Requirement – Could you return every line of the records below that contains the word "Security"?
Provided records START
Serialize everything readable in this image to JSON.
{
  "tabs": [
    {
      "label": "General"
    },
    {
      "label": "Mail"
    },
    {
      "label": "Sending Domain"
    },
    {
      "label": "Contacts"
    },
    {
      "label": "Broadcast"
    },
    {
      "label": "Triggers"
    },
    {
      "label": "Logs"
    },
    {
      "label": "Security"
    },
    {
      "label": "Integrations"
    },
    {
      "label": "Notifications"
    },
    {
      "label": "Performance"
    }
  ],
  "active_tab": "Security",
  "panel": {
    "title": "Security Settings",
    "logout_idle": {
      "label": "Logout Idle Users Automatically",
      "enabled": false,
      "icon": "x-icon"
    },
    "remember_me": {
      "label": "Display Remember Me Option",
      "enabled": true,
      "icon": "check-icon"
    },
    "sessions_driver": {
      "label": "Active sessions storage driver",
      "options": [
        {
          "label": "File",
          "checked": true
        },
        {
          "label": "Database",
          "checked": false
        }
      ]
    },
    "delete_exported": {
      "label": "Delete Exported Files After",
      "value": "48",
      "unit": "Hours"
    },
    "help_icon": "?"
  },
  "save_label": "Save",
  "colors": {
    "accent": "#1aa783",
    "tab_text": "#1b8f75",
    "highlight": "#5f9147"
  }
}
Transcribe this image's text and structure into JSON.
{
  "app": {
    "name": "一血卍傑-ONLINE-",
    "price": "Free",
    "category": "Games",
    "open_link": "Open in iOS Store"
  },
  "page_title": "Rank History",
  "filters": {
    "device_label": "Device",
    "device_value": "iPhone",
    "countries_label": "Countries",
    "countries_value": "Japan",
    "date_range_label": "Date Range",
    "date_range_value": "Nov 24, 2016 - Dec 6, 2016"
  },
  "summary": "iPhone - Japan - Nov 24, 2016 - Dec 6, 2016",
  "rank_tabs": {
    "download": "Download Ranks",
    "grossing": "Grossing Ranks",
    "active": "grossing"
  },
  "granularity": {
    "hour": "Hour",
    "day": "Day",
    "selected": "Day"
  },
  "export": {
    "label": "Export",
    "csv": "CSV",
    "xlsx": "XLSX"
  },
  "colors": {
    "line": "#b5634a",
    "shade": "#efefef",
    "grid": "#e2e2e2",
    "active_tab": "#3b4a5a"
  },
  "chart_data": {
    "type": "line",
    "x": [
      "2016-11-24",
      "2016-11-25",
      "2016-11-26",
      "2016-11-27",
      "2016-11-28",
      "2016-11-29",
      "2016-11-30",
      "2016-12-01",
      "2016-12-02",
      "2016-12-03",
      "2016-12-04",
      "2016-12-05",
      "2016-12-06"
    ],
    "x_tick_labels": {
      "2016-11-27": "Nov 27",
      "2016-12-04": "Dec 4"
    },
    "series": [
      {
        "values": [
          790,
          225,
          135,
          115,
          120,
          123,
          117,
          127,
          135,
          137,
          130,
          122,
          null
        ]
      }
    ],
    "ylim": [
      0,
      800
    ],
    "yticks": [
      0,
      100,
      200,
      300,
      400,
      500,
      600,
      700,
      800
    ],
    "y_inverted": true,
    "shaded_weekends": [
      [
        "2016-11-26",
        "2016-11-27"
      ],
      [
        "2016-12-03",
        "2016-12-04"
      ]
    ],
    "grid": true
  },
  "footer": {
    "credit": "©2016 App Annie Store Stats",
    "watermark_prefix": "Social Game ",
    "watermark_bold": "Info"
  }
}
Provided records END
Exercise output –
      "label": "Security"
  "active_tab": "Security",
    "title": "Security Settings",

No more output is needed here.